Unlike mildew, mould cannot be easily wiped away and requires more thorough removal methods like the use of household or commercial cleaning agents combined with rigorous dislodging using a scrub brush or contacting professional mould cleaning services in case of heavy infestation.
Another method to distinguish between mildew and mould is to conduct a simple DIY test using household bleach. This simple test can provide a quick and easy way to identify the type of growth in your home.
To perform this DIY test, apply a small amount of bleach to the affected area and observe the reaction. If the discolouration disappears within a few minutes, it is likely mildew. However, if the discolouration remains or the area only becomes lighter to an insignificant degree, it's more likely to be mould.
Once you have determined whether you are dealing with mould or mildew, it is important to take the necessary steps to remove it.
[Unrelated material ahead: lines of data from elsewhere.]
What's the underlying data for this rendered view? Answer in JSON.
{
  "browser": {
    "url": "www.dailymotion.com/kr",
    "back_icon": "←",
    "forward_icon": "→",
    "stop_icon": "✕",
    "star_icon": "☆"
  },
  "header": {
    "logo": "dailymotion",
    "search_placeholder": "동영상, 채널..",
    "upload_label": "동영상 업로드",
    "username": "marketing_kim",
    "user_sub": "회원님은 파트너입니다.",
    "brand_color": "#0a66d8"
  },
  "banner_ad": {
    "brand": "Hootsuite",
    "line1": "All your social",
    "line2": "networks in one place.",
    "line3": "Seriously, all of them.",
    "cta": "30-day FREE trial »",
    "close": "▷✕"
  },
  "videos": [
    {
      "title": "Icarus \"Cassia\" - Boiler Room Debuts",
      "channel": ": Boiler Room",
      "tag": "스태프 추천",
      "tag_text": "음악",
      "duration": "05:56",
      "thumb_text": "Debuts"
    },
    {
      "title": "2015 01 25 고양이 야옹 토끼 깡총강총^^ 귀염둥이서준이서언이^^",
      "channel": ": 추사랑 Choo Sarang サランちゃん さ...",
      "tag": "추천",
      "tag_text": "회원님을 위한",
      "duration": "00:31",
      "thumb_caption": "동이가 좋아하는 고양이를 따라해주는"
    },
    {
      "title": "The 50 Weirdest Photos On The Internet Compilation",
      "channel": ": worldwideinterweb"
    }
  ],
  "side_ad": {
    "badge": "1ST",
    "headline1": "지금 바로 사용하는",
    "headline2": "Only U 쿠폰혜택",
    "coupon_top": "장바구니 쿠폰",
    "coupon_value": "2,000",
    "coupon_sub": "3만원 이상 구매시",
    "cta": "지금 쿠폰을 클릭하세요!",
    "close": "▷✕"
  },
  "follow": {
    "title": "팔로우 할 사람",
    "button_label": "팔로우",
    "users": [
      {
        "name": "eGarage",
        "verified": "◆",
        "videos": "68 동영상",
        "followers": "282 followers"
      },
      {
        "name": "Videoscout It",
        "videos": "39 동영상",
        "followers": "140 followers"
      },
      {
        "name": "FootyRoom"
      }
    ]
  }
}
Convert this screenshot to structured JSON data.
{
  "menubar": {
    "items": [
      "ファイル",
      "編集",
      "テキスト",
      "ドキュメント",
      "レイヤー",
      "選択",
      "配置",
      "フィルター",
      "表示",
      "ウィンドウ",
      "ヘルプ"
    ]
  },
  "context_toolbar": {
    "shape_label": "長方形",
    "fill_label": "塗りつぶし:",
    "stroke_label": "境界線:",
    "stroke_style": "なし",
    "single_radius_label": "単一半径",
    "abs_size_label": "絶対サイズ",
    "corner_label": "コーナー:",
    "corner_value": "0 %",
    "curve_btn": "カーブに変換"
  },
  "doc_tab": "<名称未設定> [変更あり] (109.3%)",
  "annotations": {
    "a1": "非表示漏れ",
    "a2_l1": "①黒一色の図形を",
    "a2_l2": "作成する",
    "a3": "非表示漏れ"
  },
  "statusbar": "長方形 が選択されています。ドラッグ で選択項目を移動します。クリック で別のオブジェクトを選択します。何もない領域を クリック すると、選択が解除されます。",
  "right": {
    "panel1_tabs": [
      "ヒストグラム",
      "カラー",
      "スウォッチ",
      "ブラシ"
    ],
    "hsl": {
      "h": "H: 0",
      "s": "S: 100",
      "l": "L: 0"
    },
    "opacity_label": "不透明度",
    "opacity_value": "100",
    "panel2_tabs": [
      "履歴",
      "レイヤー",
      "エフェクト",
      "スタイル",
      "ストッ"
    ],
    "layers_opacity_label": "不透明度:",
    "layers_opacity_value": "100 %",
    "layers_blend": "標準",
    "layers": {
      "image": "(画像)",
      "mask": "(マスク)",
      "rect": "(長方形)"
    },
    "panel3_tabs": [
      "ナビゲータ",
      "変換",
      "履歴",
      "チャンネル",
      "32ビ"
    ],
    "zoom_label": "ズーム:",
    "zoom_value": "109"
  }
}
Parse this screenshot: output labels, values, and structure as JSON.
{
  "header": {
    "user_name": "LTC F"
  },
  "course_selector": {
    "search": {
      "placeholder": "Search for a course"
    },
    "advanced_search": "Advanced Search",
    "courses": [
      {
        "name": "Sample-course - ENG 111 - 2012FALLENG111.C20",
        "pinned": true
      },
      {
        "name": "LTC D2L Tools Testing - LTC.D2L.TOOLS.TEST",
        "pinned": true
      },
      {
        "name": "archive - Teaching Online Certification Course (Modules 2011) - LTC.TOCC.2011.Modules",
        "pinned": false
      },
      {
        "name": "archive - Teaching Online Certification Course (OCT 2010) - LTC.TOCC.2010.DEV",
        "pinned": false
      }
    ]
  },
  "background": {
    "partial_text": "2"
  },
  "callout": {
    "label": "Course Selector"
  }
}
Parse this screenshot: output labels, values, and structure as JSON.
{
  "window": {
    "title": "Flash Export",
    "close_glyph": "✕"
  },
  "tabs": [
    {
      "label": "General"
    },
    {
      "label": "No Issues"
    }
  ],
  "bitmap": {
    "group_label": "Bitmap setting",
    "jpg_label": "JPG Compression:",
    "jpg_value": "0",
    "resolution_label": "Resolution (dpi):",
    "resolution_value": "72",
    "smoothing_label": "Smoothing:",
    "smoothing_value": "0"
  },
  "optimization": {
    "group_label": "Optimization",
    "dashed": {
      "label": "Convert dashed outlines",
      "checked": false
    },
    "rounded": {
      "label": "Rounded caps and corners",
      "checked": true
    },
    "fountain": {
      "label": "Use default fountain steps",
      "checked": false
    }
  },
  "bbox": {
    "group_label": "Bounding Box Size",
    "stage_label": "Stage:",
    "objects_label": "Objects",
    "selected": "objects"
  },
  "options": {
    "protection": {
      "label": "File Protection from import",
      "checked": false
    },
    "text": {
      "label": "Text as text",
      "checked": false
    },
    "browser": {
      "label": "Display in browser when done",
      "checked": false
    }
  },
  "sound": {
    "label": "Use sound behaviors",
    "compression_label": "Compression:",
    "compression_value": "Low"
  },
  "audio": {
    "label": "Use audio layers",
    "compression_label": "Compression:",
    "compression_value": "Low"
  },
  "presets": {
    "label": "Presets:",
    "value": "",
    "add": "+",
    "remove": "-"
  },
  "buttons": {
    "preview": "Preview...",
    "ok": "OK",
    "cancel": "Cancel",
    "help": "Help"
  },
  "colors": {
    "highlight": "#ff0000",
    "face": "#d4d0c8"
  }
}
For mildew, a simple cleaning solution of water and detergent can often do the trick. Scrub the affected area with the solution using a brush or sponge, then rinse thoroughly.
For mould, stronger measures are usually required. Use a specialised mould cleaner or a mixture of bleach and water to kill the mould spores, and scrub the area thoroughly.
To prevent inhaling spores during the removal process, it's important to wear appropriate protective gear like gloves and a mask.
Preventing mould and mildew growth is essential to maintaining a healthy home environment. Here are some tips to help you prevent their formation:
While mildew can often be handled with DIY methods, mould growth can be more challenging to address. If you're dealing with a large or persistent mould problem, it's recommended that you seek professional help, preferably from Nimbus Homes.
A company like Nimbus Homes, which offers a professional mould removal service, has the expertise and equipment to remove mould from your home safely and effectively. We can also identify the root cause of mould growth and provide recommendations to prevent future outbreaks.
Understanding the differences between mildew and mould is crucial for effectively addressing these common household problems. While mildew is generally less harmful and can be easily removed with household cleaners, mould requires more thorough removal methods and poses greater health risks.
By knowing how to differentiate between mildew and mould, you can take the necessary steps to prevent their growth and protect your home and health. Remember always to address moisture issues promptly and seek professional help when needed.
With proper prevention and action, you can keep your home free from the damaging effects of mould and mildew.